### WHAT TO PRODUCE
Using the data below, copy out all lines with the word "photo".

### Stored data entries

^^^^^^^^^^^^^^^^

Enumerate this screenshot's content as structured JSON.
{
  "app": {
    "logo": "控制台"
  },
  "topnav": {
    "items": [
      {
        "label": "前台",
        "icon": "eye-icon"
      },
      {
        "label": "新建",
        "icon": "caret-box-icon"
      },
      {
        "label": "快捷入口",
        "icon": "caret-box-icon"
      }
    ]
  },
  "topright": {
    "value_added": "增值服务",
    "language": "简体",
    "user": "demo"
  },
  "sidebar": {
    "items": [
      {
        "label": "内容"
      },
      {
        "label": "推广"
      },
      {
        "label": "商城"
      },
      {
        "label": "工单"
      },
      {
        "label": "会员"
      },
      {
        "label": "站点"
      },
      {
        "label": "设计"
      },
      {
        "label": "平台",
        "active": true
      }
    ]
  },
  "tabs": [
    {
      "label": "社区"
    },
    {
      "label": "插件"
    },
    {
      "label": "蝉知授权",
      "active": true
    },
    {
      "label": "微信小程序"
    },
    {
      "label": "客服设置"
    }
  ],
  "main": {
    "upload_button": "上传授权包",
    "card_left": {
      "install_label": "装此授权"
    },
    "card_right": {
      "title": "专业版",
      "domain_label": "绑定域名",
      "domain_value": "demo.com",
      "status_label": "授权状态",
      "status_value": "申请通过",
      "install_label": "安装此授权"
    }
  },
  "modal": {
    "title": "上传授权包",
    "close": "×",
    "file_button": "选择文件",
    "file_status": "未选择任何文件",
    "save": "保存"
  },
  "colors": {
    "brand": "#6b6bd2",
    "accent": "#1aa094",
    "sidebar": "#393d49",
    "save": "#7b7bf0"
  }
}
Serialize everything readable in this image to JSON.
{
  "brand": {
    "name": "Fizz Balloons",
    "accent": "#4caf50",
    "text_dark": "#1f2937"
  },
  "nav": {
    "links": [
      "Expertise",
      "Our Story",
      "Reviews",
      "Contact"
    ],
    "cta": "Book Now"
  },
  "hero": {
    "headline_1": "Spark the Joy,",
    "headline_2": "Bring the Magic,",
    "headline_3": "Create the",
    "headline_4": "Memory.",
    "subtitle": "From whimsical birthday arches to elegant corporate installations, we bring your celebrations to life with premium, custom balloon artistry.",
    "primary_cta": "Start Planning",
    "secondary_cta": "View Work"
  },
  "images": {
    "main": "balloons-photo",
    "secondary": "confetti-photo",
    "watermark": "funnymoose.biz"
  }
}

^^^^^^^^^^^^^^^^

### WRITTEN ANSWER
    "main": "balloons-photo",
    "secondary": "confetti-photo",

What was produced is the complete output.